## Work to be completed
How many lines in the records below contain the word "name"? State that number and nothing more.

Extracted data entries:
***

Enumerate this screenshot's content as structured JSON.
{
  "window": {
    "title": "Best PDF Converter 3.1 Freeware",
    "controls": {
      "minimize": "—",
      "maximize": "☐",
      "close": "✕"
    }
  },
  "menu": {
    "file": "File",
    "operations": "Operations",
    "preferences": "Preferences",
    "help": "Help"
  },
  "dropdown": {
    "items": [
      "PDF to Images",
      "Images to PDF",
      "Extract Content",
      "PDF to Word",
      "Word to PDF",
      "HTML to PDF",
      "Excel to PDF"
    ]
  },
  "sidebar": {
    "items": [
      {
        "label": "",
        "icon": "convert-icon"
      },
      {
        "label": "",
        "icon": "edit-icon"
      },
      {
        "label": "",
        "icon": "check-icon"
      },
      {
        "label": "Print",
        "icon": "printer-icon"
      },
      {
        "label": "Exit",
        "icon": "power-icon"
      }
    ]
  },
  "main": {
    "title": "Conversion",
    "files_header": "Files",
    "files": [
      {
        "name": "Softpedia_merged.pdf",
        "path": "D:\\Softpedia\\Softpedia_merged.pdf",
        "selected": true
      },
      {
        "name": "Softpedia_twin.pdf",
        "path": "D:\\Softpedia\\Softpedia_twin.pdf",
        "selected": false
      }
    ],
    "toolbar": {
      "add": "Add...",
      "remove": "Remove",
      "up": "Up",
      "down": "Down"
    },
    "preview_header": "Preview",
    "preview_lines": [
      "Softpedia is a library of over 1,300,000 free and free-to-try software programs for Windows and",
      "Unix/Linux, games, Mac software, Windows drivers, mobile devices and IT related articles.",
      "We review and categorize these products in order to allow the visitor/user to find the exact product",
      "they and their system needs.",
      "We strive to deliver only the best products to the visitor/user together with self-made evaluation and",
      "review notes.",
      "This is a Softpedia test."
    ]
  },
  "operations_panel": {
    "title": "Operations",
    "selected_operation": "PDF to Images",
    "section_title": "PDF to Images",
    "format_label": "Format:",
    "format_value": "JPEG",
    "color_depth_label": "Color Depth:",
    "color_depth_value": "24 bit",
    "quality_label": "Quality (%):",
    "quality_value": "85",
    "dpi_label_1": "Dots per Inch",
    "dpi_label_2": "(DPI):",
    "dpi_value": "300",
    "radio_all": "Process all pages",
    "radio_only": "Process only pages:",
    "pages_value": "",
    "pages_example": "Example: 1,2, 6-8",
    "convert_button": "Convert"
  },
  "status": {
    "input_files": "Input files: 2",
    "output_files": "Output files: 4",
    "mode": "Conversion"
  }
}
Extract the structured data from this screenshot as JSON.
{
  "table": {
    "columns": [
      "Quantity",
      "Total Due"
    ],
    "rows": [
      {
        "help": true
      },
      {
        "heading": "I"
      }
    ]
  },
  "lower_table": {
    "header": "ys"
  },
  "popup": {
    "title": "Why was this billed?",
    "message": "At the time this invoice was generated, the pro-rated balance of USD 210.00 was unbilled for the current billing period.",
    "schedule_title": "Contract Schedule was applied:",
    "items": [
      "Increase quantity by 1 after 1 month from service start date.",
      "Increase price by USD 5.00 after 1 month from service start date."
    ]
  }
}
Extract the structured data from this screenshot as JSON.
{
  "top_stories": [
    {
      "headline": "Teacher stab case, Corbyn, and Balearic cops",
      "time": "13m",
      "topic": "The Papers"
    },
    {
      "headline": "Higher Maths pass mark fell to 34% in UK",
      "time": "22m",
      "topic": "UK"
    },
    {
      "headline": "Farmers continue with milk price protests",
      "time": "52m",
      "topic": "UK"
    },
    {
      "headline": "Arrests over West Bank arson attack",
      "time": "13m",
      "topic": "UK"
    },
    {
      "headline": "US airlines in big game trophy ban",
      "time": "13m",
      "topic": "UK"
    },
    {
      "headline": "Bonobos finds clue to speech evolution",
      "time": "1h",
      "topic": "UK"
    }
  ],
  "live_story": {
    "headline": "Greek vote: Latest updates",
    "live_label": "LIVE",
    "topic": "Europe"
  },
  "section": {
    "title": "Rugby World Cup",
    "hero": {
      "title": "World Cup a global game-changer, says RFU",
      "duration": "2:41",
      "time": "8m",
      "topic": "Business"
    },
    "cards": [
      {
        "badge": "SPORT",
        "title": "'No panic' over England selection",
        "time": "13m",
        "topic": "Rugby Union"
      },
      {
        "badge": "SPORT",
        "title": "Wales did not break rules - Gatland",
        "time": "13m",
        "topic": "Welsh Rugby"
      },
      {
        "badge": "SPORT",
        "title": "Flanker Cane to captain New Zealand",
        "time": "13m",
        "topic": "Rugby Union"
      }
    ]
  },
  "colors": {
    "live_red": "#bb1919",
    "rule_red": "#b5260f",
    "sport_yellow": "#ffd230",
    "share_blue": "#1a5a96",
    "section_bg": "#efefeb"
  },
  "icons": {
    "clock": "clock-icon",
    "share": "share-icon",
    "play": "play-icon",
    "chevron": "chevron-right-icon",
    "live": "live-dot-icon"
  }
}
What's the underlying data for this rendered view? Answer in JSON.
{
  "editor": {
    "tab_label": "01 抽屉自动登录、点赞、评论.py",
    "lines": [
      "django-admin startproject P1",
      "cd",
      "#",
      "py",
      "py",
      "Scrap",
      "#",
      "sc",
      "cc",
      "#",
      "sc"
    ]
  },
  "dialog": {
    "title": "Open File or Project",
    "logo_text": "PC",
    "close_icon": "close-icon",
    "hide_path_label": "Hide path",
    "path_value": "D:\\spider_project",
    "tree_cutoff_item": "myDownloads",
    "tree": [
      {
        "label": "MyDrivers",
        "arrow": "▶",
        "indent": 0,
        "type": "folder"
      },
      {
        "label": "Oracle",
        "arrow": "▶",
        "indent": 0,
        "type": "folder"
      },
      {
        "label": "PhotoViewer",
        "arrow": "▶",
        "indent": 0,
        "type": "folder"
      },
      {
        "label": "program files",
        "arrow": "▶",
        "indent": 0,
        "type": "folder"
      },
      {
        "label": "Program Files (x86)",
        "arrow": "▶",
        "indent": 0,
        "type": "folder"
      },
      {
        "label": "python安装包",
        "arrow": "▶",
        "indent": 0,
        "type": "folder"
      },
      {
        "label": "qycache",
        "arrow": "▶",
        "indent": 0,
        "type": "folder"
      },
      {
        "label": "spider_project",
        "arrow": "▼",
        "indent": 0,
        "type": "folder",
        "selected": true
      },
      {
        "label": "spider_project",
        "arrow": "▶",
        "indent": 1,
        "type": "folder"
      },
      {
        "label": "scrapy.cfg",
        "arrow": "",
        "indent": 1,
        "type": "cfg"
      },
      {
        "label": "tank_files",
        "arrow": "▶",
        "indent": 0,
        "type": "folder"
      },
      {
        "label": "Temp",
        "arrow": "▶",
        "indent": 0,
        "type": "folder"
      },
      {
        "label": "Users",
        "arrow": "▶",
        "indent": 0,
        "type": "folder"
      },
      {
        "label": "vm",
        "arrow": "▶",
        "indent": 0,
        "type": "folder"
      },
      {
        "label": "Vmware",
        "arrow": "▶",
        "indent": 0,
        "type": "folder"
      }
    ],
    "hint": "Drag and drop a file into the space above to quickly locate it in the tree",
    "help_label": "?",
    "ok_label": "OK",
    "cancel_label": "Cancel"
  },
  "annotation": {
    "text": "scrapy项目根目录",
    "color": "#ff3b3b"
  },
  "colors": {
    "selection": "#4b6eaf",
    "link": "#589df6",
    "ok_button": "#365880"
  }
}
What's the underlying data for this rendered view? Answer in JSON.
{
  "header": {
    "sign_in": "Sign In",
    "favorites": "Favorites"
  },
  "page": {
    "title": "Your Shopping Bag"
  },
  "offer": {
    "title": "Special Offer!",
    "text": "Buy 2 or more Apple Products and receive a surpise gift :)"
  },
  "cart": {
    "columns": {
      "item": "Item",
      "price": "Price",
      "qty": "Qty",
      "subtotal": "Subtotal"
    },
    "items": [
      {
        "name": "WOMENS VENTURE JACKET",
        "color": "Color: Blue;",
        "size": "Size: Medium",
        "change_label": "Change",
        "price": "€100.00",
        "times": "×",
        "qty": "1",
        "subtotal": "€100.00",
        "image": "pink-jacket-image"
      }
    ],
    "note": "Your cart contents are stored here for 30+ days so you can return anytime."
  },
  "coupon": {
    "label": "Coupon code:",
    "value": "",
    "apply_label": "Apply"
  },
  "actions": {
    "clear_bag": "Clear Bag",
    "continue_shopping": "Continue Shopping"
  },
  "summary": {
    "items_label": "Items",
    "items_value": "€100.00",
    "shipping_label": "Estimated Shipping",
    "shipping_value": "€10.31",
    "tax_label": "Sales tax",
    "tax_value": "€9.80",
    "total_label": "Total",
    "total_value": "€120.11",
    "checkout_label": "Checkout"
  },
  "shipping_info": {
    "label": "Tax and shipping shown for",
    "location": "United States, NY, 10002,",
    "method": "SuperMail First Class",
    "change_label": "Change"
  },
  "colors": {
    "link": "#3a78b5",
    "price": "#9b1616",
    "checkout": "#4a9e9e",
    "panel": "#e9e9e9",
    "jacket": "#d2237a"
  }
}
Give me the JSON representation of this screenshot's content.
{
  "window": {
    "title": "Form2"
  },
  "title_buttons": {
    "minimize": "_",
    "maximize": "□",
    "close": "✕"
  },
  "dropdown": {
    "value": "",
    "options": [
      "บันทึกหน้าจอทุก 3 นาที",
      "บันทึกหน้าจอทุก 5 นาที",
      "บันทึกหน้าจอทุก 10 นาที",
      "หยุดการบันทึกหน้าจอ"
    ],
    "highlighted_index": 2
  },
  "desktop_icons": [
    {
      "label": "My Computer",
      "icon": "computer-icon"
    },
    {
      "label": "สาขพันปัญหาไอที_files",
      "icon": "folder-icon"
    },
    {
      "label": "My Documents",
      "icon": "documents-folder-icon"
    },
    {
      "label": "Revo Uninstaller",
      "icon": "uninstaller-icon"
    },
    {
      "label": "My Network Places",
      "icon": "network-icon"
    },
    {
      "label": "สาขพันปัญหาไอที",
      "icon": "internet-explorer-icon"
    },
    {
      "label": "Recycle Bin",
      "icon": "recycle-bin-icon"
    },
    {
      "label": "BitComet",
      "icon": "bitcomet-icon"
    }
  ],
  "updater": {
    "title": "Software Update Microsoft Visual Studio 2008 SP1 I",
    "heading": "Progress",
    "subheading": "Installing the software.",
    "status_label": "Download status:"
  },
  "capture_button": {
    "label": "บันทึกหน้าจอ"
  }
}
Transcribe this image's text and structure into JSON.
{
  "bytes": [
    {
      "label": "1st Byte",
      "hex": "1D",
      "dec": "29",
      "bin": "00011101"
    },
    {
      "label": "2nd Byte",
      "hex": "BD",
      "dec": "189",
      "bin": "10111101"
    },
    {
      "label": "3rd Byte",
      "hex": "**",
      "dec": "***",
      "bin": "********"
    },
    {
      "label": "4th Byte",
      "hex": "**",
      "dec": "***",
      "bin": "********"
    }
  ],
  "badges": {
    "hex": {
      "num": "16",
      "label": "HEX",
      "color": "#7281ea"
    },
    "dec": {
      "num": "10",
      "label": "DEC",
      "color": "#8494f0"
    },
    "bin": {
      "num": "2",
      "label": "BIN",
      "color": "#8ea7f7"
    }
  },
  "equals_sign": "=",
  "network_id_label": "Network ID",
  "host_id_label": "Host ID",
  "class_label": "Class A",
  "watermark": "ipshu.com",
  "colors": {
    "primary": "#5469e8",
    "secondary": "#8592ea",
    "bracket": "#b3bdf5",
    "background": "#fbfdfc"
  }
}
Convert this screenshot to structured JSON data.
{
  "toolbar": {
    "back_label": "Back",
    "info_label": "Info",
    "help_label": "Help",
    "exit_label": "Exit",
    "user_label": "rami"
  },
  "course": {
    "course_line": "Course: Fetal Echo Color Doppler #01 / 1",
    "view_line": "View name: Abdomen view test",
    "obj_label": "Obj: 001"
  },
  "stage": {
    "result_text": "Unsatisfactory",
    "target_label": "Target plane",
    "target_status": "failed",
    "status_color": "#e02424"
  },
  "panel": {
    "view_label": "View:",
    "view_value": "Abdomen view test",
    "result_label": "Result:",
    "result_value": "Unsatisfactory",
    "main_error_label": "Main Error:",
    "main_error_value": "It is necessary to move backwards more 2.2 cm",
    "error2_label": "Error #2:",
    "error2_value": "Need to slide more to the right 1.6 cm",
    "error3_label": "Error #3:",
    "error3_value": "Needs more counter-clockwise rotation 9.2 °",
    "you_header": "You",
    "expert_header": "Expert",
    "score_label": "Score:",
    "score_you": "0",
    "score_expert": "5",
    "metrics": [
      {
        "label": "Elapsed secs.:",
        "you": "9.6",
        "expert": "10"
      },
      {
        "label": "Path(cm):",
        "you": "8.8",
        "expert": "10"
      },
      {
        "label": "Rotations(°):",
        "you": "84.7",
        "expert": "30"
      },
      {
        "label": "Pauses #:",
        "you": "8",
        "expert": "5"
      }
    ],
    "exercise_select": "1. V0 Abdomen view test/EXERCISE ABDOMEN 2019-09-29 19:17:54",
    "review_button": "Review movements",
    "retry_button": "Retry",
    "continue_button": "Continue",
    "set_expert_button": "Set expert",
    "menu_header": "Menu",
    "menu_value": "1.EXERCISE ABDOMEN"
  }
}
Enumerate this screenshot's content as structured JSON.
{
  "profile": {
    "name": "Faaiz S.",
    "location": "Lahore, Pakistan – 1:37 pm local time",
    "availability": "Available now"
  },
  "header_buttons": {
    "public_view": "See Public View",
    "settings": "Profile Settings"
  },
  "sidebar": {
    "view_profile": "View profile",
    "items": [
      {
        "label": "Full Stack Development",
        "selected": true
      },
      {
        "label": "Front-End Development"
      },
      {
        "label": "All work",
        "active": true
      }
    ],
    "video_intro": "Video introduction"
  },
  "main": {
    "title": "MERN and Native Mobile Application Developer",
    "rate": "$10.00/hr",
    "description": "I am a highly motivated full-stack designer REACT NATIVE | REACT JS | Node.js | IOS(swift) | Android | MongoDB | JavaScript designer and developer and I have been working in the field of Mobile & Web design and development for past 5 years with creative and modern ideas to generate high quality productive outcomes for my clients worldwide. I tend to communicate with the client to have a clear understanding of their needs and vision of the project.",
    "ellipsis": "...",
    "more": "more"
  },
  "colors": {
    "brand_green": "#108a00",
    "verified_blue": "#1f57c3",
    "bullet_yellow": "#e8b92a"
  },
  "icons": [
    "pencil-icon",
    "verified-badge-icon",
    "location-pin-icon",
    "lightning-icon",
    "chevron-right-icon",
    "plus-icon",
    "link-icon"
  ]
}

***

## Task answer
5